TASK TO COMPLETE: An exact reproduction of all the entries below is required.

--- DATASET Enclosed Below ---

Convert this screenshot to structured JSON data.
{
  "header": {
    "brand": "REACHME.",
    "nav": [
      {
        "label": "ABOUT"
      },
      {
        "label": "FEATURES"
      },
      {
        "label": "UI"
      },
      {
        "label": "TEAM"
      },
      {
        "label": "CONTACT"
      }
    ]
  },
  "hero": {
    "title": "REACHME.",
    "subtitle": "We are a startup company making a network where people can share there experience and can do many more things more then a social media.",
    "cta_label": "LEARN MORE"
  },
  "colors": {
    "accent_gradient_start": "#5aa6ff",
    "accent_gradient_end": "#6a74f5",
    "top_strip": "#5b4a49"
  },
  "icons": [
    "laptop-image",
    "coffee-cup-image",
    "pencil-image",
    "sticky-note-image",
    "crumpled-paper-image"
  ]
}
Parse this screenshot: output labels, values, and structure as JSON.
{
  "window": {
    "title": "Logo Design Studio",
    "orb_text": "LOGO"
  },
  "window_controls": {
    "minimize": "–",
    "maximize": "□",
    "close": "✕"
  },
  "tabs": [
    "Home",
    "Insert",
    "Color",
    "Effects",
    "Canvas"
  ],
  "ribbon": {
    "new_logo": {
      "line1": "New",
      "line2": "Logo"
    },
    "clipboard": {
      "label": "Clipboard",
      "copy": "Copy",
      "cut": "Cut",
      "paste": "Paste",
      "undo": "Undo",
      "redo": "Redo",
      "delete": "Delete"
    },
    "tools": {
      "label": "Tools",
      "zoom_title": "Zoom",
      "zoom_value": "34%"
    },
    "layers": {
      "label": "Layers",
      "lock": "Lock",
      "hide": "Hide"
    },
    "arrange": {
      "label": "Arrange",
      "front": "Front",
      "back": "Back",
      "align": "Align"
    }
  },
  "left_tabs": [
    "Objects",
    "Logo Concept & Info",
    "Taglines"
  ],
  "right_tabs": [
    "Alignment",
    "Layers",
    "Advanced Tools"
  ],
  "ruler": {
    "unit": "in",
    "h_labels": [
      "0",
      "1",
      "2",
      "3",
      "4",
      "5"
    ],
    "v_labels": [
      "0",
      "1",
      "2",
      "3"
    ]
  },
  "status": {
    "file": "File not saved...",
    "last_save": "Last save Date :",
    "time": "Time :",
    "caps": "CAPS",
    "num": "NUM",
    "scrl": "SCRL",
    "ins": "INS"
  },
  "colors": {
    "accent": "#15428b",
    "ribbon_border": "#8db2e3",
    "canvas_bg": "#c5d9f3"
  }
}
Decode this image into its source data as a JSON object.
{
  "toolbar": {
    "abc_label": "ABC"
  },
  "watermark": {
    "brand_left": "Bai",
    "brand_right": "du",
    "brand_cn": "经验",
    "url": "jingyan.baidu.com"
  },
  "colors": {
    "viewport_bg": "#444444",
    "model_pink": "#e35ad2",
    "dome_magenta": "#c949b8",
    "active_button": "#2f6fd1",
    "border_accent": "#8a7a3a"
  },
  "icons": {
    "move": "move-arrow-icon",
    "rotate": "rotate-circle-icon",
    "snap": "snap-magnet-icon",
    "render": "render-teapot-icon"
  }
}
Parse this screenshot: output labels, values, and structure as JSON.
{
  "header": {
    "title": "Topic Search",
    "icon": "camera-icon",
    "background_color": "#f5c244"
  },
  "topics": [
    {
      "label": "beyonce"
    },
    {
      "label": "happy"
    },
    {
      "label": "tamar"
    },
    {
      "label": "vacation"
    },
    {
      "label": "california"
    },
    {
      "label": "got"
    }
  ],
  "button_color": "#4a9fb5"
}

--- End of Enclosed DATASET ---

EXERCISE RESPONSE:
Convert this screenshot to structured JSON data.
{
  "header": {
    "brand": "REACHME.",
    "nav": [
      {
        "label": "ABOUT"
      },
      {
        "label": "FEATURES"
      },
      {
        "label": "UI"
      },
      {
        "label": "TEAM"
      },
      {
        "label": "CONTACT"
      }
    ]
  },
  "hero": {
    "title": "REACHME.",
    "subtitle": "We are a startup company making a network where people can share there experience and can do many more things more then a social media.",
    "cta_label": "LEARN MORE"
  },
  "colors": {
    "accent_gradient_start": "#5aa6ff",
    "accent_gradient_end": "#6a74f5",
    "top_strip": "#5b4a49"
  },
  "icons": [
    "laptop-image",
    "coffee-cup-image",
    "pencil-image",
    "sticky-note-image",
    "crumpled-paper-image"
  ]
}
Parse this screenshot: output labels, values, and structure as JSON.
{
  "window": {
    "title": "Logo Design Studio",
    "orb_text": "LOGO"
  },
  "window_controls": {
    "minimize": "–",
    "maximize": "□",
    "close": "✕"
  },
  "tabs": [
    "Home",
    "Insert",
    "Color",
    "Effects",
    "Canvas"
  ],
  "ribbon": {
    "new_logo": {
      "line1": "New",
      "line2": "Logo"
    },
    "clipboard": {
      "label": "Clipboard",
      "copy": "Copy",
      "cut": "Cut",
      "paste": "Paste",
      "undo": "Undo",
      "redo": "Redo",
      "delete": "Delete"
    },
    "tools": {
      "label": "Tools",
      "zoom_title": "Zoom",
      "zoom_value": "34%"
    },
    "layers": {
      "label": "Layers",
      "lock": "Lock",
      "hide": "Hide"
    },
    "arrange": {
      "label": "Arrange",
      "front": "Front",
      "back": "Back",
      "align": "Align"
    }
  },
  "left_tabs": [
    "Objects",
    "Logo Concept & Info",
    "Taglines"
  ],
  "right_tabs": [
    "Alignment",
    "Layers",
    "Advanced Tools"
  ],
  "ruler": {
    "unit": "in",
    "h_labels": [
      "0",
      "1",
      "2",
      "3",
      "4",
      "5"
    ],
    "v_labels": [
      "0",
      "1",
      "2",
      "3"
    ]
  },
  "status": {
    "file": "File not saved...",
    "last_save": "Last save Date :",
    "time": "Time :",
    "caps": "CAPS",
    "num": "NUM",
    "scrl": "SCRL",
    "ins": "INS"
  },
  "colors": {
    "accent": "#15428b",
    "ribbon_border": "#8db2e3",
    "canvas_bg": "#c5d9f3"
  }
}
Decode this image into its source data as a JSON object.
{
  "toolbar": {
    "abc_label": "ABC"
  },
  "watermark": {
    "brand_left": "Bai",
    "brand_right": "du",
    "brand_cn": "经验",
    "url": "jingyan.baidu.com"
  },
  "colors": {
    "viewport_bg": "#444444",
    "model_pink": "#e35ad2",
    "dome_magenta": "#c949b8",
    "active_button": "#2f6fd1",
    "border_accent": "#8a7a3a"
  },
  "icons": {
    "move": "move-arrow-icon",
    "rotate": "rotate-circle-icon",
    "snap": "snap-magnet-icon",
    "render": "render-teapot-icon"
  }
}
Parse this screenshot: output labels, values, and structure as JSON.
{
  "header": {
    "title": "Topic Search",
    "icon": "camera-icon",
    "background_color": "#f5c244"
  },
  "topics": [
    {
      "label": "beyonce"
    },
    {
      "label": "happy"
    },
    {
      "label": "tamar"
    },
    {
      "label": "vacation"
    },
    {
      "label": "california"
    },
    {
      "label": "got"
    }
  ],
  "button_color": "#4a9fb5"
}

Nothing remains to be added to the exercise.